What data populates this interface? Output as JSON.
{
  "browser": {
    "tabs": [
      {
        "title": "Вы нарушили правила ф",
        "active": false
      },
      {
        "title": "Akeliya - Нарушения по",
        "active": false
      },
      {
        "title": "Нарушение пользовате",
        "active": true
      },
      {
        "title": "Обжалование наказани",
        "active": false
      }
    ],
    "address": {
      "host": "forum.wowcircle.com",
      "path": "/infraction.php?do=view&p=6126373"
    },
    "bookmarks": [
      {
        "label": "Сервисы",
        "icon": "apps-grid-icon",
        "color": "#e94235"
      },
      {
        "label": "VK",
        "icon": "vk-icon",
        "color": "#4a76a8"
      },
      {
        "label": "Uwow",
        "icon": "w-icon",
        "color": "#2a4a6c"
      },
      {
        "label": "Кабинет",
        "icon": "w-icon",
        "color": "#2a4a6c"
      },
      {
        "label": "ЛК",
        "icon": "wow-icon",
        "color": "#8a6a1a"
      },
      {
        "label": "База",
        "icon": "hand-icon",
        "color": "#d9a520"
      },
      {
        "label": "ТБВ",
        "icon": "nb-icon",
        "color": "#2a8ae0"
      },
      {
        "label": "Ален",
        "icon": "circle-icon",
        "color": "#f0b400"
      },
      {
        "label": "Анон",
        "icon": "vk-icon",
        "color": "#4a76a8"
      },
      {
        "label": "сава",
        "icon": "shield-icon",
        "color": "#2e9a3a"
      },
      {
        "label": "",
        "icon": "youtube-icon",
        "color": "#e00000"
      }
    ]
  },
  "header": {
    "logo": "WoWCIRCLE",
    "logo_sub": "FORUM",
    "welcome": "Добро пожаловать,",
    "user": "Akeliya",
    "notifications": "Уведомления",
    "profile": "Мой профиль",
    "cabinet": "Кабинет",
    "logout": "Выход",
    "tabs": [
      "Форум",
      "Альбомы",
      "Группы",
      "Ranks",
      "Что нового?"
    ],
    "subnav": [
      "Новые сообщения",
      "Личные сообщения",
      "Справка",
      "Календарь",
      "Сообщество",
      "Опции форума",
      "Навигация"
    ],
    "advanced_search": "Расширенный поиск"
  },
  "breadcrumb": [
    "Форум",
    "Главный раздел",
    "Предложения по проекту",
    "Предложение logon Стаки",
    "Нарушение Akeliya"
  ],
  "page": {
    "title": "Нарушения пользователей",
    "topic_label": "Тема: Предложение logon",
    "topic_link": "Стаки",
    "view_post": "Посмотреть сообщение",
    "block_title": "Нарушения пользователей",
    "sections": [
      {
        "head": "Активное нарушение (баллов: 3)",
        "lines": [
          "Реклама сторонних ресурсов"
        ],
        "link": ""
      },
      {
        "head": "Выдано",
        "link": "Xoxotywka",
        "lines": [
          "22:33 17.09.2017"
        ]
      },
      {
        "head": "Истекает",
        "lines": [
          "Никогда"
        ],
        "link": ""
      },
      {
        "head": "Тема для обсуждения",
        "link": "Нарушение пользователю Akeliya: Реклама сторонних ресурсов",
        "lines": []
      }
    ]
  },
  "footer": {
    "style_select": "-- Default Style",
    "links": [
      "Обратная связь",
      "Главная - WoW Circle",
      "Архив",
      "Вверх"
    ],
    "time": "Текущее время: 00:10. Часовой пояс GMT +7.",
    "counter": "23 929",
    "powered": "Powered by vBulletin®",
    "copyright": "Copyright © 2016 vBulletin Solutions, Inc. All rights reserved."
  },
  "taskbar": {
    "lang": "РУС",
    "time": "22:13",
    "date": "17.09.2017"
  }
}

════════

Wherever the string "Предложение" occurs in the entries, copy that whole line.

    "Предложение logon Стаки",
    "topic_label": "Тема: Предложение logon",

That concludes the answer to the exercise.